As a former magician / mentalist and psychic this book is fascinating as it is the first expose of the simple tricks used by witches , charlatans and chancers in ancient times and still used to this day .
I read this in my teens and it set me on my path of scepticism regarding claims made by mystics , God men and psychic fraudsters .
In 1584, Reginald Scot – a country gentleman and MP from Kent – published The discoverie of witchcraft, a sceptical treatise recording and debunking popular and scholarly beliefs about witchcraft, magic and other superstitions. Scot argued that belief in magic was both irrational and un-Christian. He suggested non-magical reasons and causes for both magical phenomena and accusations of witchcraft. These included psychological and sociological causes. For example, Scot argued that the social tension and guilt felt by those who denied charity to poor women sometimes led the deniers to accuse these women of witchcraft. Scot maintained that those who had been accused and executed for witchcraft were innocent and blamed the Catholic Church for encouraging these superstitious beliefs.
The discoverie of witchcraft was very widely read in the late 16th and early 17th centuries. It was a central text in witchcraft debates and there were numerous challenges to Scot’s beliefs (not least from King James VI and I in his own book on witchcraft, Daemonologie) as well as a smaller number of defences. Because of the comprehensiveness of The discoverie of witchcraft, it was a useful source of information on supernatural beliefs and practices, regardless of whether the reader agreed with Scot’s scepticism or not. However, it is also important to note that Scot was not a folklorist researching and accurately recording popular beliefs for posterity; he was using these stories to support his own agenda of persuading the reader against belief in the supernatural.
Another brilliantly entertaining book and again demonstrates the nonsense people fall for to this day and how easily deceived people are , the book is called ,
Sorcerer's Apprentice....by Tahir Shah
As a child, Tahir Shah first learned the secrets of illusion from an Indian magician. Two decades later, he sets out in search of this man. Sorcerer's Apprentice is the story of his apprenticeship to one of India's master conjurors and his initiation into the brotherhood of godmen.
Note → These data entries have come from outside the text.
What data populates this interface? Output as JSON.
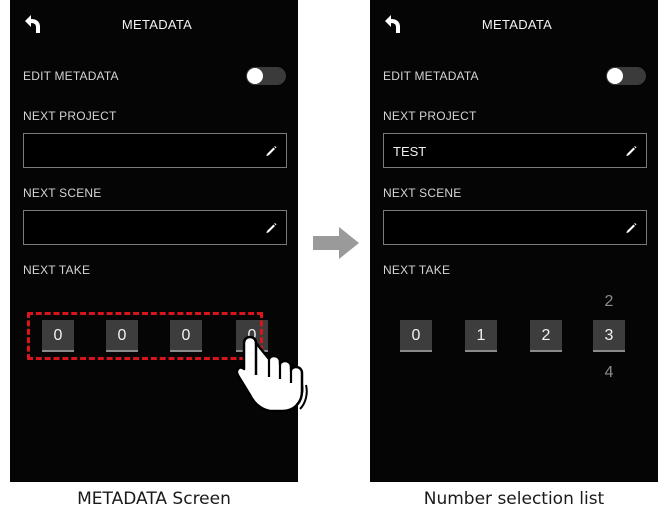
{
  "left_screen": {
    "title": "METADATA",
    "edit_metadata_label": "EDIT METADATA",
    "next_project_label": "NEXT PROJECT",
    "next_project_value": "",
    "next_scene_label": "NEXT SCENE",
    "next_scene_value": "",
    "next_take_label": "NEXT TAKE",
    "take_digits": [
      "0",
      "0",
      "0",
      "0"
    ]
  },
  "right_screen": {
    "title": "METADATA",
    "edit_metadata_label": "EDIT METADATA",
    "next_project_label": "NEXT PROJECT",
    "next_project_value": "TEST",
    "next_scene_label": "NEXT SCENE",
    "next_scene_value": "",
    "next_take_label": "NEXT TAKE",
    "take_digits": [
      "0",
      "1",
      "2",
      "3"
    ],
    "selection_above": "2",
    "selection_below": "4"
  },
  "captions": {
    "left": "METADATA Screen",
    "right": "Number selection list"
  },
  "icons": [
    "back-arrow-icon",
    "pencil-icon",
    "toggle-switch",
    "pointing-hand-icon",
    "right-arrow-icon"
  ],
  "colors": {
    "screen_background": "#050505",
    "digit_box": "#3d3d3d",
    "highlight": "#d9141b",
    "arrow": "#9a9a9a"
  },
  "edit_metadata_enabled": false
}
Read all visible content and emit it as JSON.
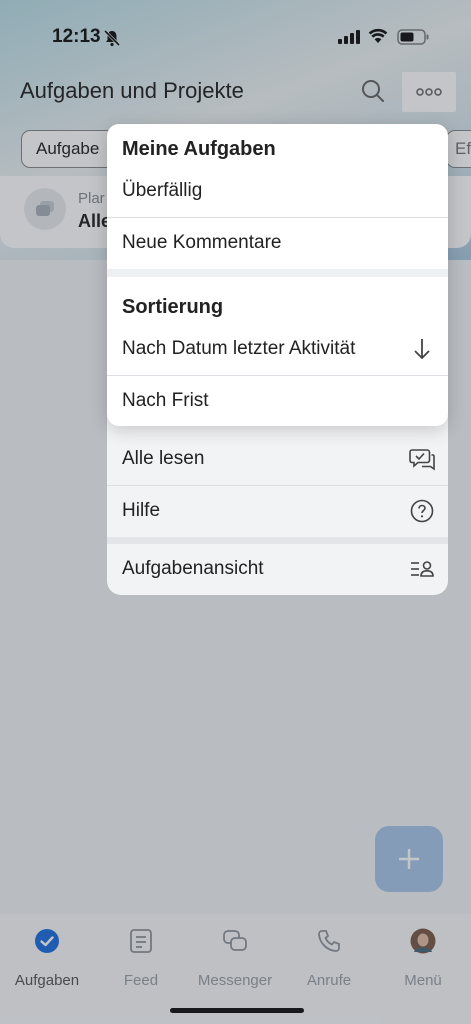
{
  "status": {
    "time": "12:13"
  },
  "header": {
    "title": "Aufgaben und Projekte"
  },
  "filters": {
    "chip_label": "Aufgabe",
    "chip_right_label": "Ef"
  },
  "card": {
    "subtitle": "Plar",
    "title": "Alle"
  },
  "menu": {
    "section1_title": "Meine Aufgaben",
    "section1_items": [
      "Überfällig",
      "Neue Kommentare"
    ],
    "section2_title": "Sortierung",
    "section2_items": [
      "Nach Datum letzter Aktivität",
      "Nach Frist"
    ],
    "actions": [
      "Alle lesen",
      "Hilfe",
      "Aufgabenansicht"
    ]
  },
  "tabs": [
    {
      "label": "Aufgaben",
      "icon": "check-circle-icon"
    },
    {
      "label": "Feed",
      "icon": "newspaper-icon"
    },
    {
      "label": "Messenger",
      "icon": "chat-bubbles-icon"
    },
    {
      "label": "Anrufe",
      "icon": "phone-icon"
    },
    {
      "label": "Menü",
      "icon": "avatar"
    }
  ],
  "colors": {
    "accent": "#1e6fe0",
    "fab": "#a9c7e9"
  }
}
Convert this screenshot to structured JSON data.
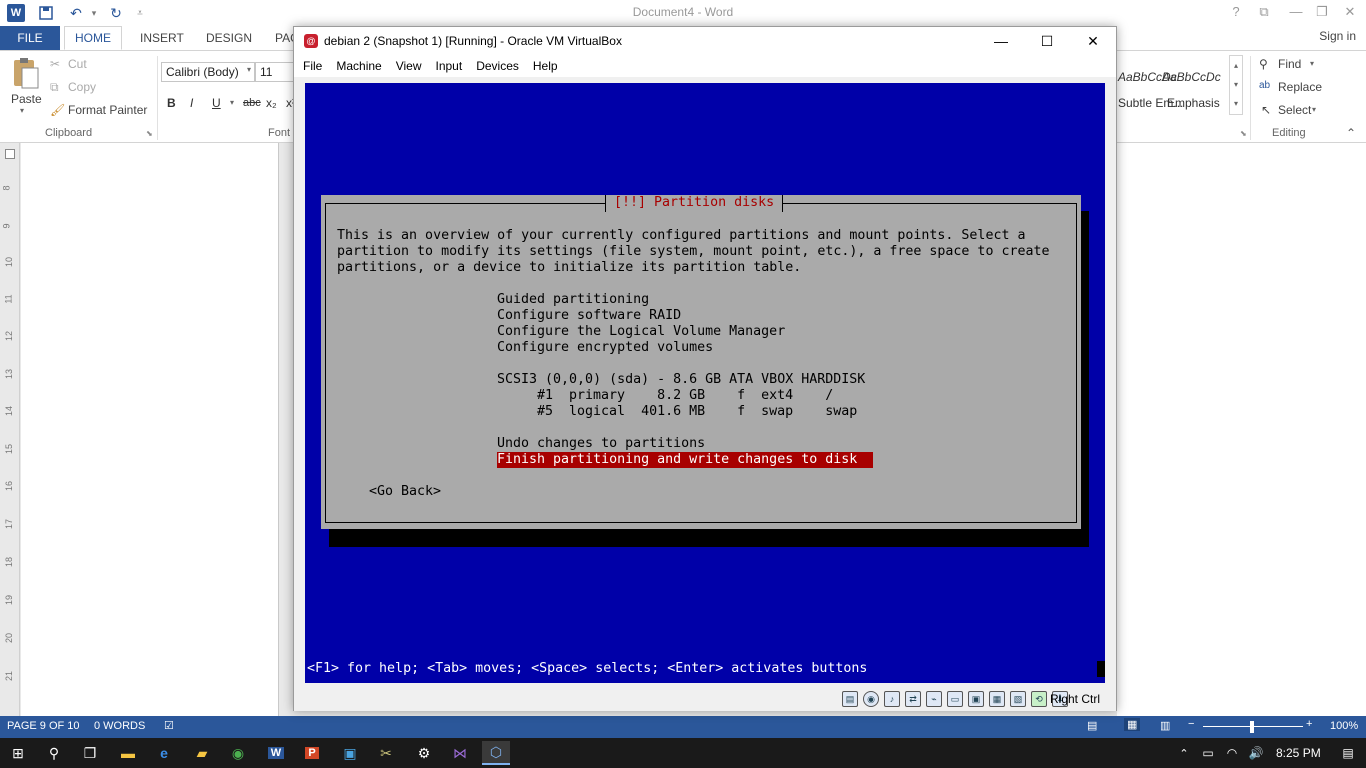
{
  "word": {
    "title": "Document4 - Word",
    "logo": "W",
    "file_tab": "FILE",
    "tabs": [
      "HOME",
      "INSERT",
      "DESIGN",
      "PAG"
    ],
    "signin": "Sign in",
    "clipboard": {
      "paste": "Paste",
      "cut": "Cut",
      "copy": "Copy",
      "format_painter": "Format Painter",
      "group_label": "Clipboard"
    },
    "font": {
      "name": "Calibri (Body)",
      "size": "11",
      "group_label": "Font",
      "buttons": [
        "B",
        "I",
        "U",
        "abc",
        "x₂",
        "x²"
      ]
    },
    "styles": [
      "AaBbCcDc",
      "AaBbCcDc"
    ],
    "style_names": [
      "Subtle Em...",
      "Emphasis"
    ],
    "editing": {
      "find": "Find",
      "replace": "Replace",
      "select": "Select",
      "group_label": "Editing"
    },
    "ruler_numbers": [
      "8",
      "9",
      "10",
      "11",
      "12",
      "13",
      "14",
      "15",
      "16",
      "17",
      "18",
      "19",
      "20",
      "21"
    ],
    "status": {
      "page": "PAGE 9 OF 10",
      "words": "0 WORDS",
      "zoom": "100%"
    }
  },
  "vbox": {
    "title": "debian 2 (Snapshot 1) [Running] - Oracle VM VirtualBox",
    "menu": [
      "File",
      "Machine",
      "View",
      "Input",
      "Devices",
      "Help"
    ],
    "host_key": "Right Ctrl"
  },
  "installer": {
    "title": "[!!] Partition disks",
    "intro": [
      "This is an overview of your currently configured partitions and mount points. Select a",
      "partition to modify its settings (file system, mount point, etc.), a free space to create",
      "partitions, or a device to initialize its partition table."
    ],
    "menu": [
      "Guided partitioning",
      "Configure software RAID",
      "Configure the Logical Volume Manager",
      "Configure encrypted volumes"
    ],
    "disk": "SCSI3 (0,0,0) (sda) - 8.6 GB ATA VBOX HARDDISK",
    "partitions": [
      "#1  primary    8.2 GB    f  ext4    /",
      "#5  logical  401.6 MB    f  swap    swap"
    ],
    "undo": "Undo changes to partitions",
    "finish": "Finish partitioning and write changes to disk  ",
    "go_back": "<Go Back>",
    "help": "<F1> for help; <Tab> moves; <Space> selects; <Enter> activates buttons"
  },
  "taskbar": {
    "time": "8:25 PM"
  }
}
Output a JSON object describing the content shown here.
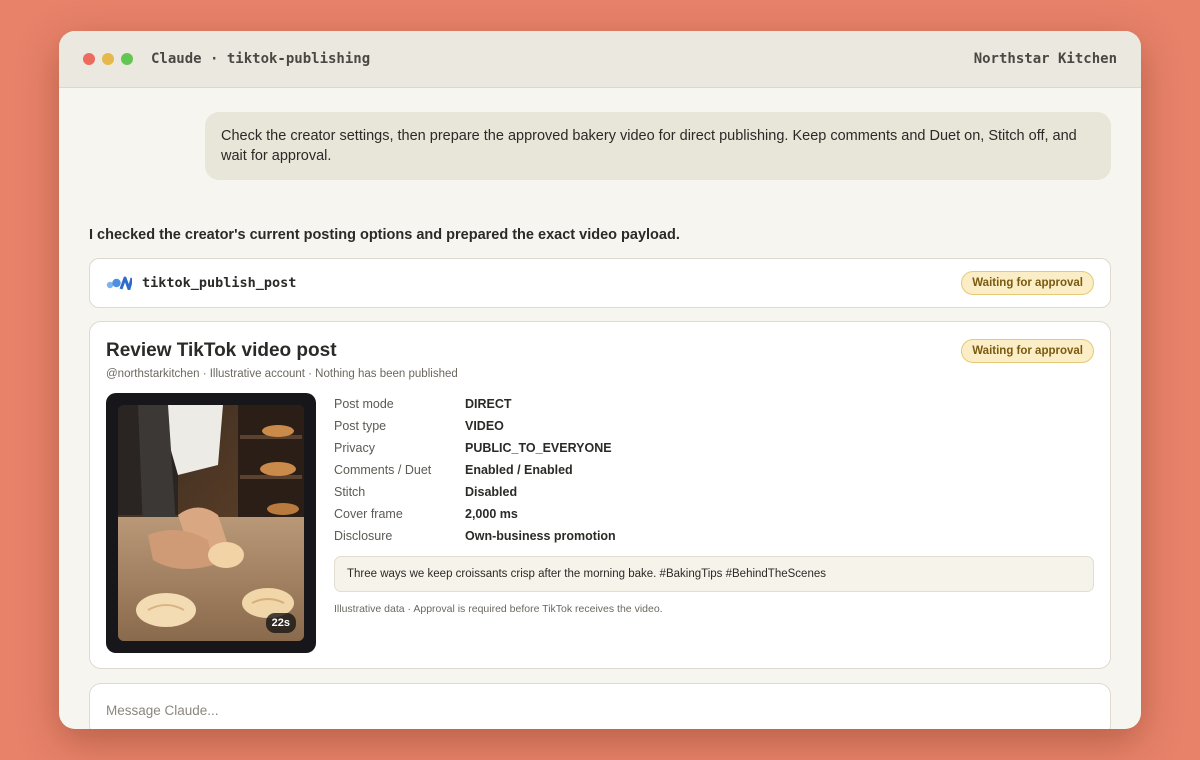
{
  "window": {
    "title": "Claude · tiktok-publishing",
    "workspace": "Northstar Kitchen"
  },
  "conversation": {
    "user_message": "Check the creator settings, then prepare the approved bakery video for direct publishing. Keep comments and Duet on, Stitch off, and wait for approval.",
    "assistant_message": "I checked the creator's current posting options and prepared the exact video payload."
  },
  "tool_call": {
    "name": "tiktok_publish_post",
    "status": "Waiting for approval",
    "icon": "claude-tool-icon"
  },
  "review": {
    "title": "Review TikTok video post",
    "subtitle": "@northstarkitchen · Illustrative account · Nothing has been published",
    "status": "Waiting for approval",
    "video": {
      "duration": "22s"
    },
    "fields": [
      {
        "label": "Post mode",
        "value": "DIRECT"
      },
      {
        "label": "Post type",
        "value": "VIDEO"
      },
      {
        "label": "Privacy",
        "value": "PUBLIC_TO_EVERYONE"
      },
      {
        "label": "Comments / Duet",
        "value": "Enabled / Enabled"
      },
      {
        "label": "Stitch",
        "value": "Disabled"
      },
      {
        "label": "Cover frame",
        "value": "2,000 ms"
      },
      {
        "label": "Disclosure",
        "value": "Own-business promotion"
      }
    ],
    "caption": "Three ways we keep croissants crisp after the morning bake. #BakingTips #BehindTheScenes",
    "note": "Illustrative data · Approval is required before TikTok receives the video."
  },
  "composer": {
    "placeholder": "Message Claude..."
  },
  "colors": {
    "background": "#e8836a",
    "badge_bg": "#fbeec6",
    "badge_text": "#7a5a10"
  }
}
Learning to unmask illusion as well as practice it, he goes on a journey across the subcontinent, seeking out its miraculous and bizarre underbelly, traveling from Calcutta to Madras, from Bangalore to Bombay, meeting sadhus, sages, sorcerers, hypnotists, and humbugs. His quest is utterly unforgettable.
-- An extraordinary account of how illusion works and an astonishing portrait of a great illusionist.
I highly enjoyed the Red Rising series by Pierce Brown. It's set in the future and has an amazing story with very poignant social and political commentaries. It's set in first person so that was a little hard for me to get past but I really liked it once I got into it.
I'm reading one now that's called The Orphan Tsunami of 1700
is the link but it's a pretty fascinating account based off research and historical records about an earthquake that occurred off the Pacific Coast.
If you want books for a sci fi entertainment I would recommend Dragons of Autumn Twilight by Margaret Weis and Tracy Hickman (I am not sure I got their names right).... it's an oldie but goody.
I'm on and off with reading a book called The History of God by Karen Armstrong. It's pretty interesting, a bit dry for me but I like reading it, especially at night. ;D It is a good book though.
OH and of course, Pride and Prejudice. I mean come on....it's a classic. So good too.
I know it is a play and not a book, but Shakespeare's King Lear is a must read. It is an amazing play. Its an amazing story about three daughters competing for their fathers love. Sadly tragedy takes its hold as they each kill each other for their fathers affection. It will fill you with many emotions. You will not regret it if you enjoy a good story.
The Lord of the Rings and the Hobbit. As a matter of fact, I created a site devoted just to that-
Hokey Poky with Elmo.
Get it now on Amazon ;)